2020 Democrats Need to Focus More On What They Can Actually Accomplish

After the seventh Democratic presidential candidates’ debate, I called at New York for the turning of a corner:

[A]s the voting phase of the nominating process approaches, and the field of candidates inevitably continues to shrink, it’s time for the practical part of the debate discussions to grow a lot larger, as legal expert Jeffrey Toobin suggested earlier this week at the New Yorker:

“The Democratic debates so far have featured detailed discussions of the candidates’ competing health-care plans—none of which is likely to become law in any form close to what’s so far been described…. But one thing we know for sure is that, if a Democrat wins the White House this year, he or she will be responsible for appointing federal judges, including a few likely vacancies on the Supreme Court.”

Yes, that subject did come up in the October debate, but even then it was more about visionary ideas of how to reshape SCOTUS to protect cherished rights via court-packing or terms limits or some other unlikely-to-be-enacted scheme. More specific, short-term plans are more relevant. Will the candidates, for example, emulate Trump’s politically smart approach of setting up a vetting process for prospective SCOTUS candidates and a list of potential nominees before the 2020 election cycle ends? Bernie Sanders recently said in an interview that he’d “consider” doing that, even before the nominating contest is over. Let’s hear more about that from him and from his rivals. But that’s not the only question, even on judges: how will the candidate deal with such nominations if Republicans continue to control the Senate, which at present is more likely than not? And will she or he devote some real political capital to legal fights in the state and lower courts where reproductive rights, health care protections, treatment of immigrants, and other key issues are being litigated every single day?

As Toobin points out, a coalition of progressive groups focused on such issues (including the Demand Justice Initiative, the Center for Reproductive Rights and NARAL Pro-Choice America) are sponsoring a presidential forum (not a debate, but a series of candidate interviews) on February 8 in New Hampshire. That’s the day after the eighth official candidate debate, and just three days before the New Hampshire primary. It will be a great opportunity to get into real detail on each candidate’s perspective on constitutional rights, SCOTUS, and the judiciary generally. But this questions should be on the agenda wherever candidates gather.
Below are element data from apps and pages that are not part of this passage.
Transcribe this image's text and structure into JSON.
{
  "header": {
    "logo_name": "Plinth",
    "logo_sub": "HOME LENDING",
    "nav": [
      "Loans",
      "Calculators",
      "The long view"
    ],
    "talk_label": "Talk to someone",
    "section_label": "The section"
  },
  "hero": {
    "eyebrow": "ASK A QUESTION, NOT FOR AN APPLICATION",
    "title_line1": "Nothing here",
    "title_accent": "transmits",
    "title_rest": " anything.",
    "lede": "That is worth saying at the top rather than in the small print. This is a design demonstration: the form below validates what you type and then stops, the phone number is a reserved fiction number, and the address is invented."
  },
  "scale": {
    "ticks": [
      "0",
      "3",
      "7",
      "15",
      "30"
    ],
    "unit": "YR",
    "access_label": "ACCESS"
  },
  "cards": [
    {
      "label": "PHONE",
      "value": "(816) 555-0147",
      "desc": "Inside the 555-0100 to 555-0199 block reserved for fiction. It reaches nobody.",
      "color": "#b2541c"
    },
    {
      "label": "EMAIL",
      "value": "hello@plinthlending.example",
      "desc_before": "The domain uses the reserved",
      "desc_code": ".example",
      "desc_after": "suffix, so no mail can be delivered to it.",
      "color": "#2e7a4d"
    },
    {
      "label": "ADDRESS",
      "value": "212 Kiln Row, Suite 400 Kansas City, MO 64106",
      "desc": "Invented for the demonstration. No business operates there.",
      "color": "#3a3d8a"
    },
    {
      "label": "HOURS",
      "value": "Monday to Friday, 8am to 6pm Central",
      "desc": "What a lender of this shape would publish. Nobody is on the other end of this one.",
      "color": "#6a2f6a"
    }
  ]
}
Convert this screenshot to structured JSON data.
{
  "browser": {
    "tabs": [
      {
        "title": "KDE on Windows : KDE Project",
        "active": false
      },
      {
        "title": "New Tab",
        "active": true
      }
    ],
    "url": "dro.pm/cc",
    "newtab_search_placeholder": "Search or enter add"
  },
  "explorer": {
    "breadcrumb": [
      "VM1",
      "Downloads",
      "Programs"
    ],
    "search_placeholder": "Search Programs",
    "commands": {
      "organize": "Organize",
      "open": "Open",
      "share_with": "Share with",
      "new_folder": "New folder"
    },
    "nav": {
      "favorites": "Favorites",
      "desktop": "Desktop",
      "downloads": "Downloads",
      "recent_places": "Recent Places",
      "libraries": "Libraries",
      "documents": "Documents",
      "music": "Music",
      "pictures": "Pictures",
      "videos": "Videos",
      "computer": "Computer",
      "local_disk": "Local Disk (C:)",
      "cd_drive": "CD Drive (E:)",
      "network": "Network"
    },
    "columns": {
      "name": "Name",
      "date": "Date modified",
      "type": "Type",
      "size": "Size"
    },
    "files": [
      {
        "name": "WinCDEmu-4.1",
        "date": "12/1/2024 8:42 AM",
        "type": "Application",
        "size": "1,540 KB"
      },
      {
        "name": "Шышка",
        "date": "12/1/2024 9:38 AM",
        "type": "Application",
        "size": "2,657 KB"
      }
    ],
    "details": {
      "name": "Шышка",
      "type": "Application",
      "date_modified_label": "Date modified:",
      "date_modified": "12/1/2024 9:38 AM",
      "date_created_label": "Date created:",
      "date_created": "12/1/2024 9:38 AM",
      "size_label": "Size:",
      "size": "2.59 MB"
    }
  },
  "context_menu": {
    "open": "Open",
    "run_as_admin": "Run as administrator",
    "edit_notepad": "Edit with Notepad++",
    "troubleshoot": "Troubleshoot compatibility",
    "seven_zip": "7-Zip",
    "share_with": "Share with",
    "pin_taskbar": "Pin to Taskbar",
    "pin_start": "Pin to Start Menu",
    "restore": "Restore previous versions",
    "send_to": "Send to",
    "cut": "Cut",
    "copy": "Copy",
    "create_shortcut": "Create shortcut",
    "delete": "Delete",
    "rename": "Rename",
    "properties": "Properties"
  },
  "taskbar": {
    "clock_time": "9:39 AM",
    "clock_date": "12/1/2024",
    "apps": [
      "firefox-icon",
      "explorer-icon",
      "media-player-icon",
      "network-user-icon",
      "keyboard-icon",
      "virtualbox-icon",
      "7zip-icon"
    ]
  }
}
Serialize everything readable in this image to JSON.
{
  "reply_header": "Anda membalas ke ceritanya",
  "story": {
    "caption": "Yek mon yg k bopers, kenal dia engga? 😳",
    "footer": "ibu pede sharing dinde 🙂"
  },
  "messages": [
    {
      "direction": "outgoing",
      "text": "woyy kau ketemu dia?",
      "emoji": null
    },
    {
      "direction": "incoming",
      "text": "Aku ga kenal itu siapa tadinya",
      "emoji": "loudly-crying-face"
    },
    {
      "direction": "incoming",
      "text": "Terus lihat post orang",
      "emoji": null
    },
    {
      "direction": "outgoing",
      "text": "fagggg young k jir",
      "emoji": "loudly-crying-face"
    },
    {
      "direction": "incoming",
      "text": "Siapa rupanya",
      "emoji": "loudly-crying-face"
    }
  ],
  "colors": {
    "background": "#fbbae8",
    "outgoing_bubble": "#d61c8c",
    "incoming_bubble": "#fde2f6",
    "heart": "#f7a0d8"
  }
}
The judiciary isn’t the only practical issue that needs more airing before the primary ends. Given the many structural obstacles to the enactment of progressive policies in Congress, with or without Democratic majorities, candidates need to be pressed on their “theories of change,” their strategies for overcoming entrenched opposition, whether it’s Amy Klobuchar’s focus on executive orders or Elizabeth Warren’s belief that an anti-corruption push can break the power of lobbyists. The health care and climate change arenas are both high-priority areas in which there simply aren not and won’t automatically be working majorities for what has to be done. It’s not enough to say, like Joe Biden does, that Trump’s departure will change everything, or to claim, like Bernie Sanders does, that a “political revolution” will materialize to square every circle. A sustained questioning of the candidates on crucial issues of implementation, definitively nailing them down on items like filibuster reform where several have been slippery, could be worth a lot to voters who seem very hard-headed when it comes to electability but not necessarily in terms of exactly what electable candidates are expected to accomplish.

Yes, some parts of the Democratic primary electorate may feel that beating Trump and getting him and his cronies out of power is enough for one year; actually accomplishing anything is gravy. But that’s a sad and defensive posture to have, and one that voters are not likely to reward, either. Values are essential and vision can be inspiring in a president. But if that’s all a candidate offers, we need to know the next four years could become a huge disappointment and a lost opportunity.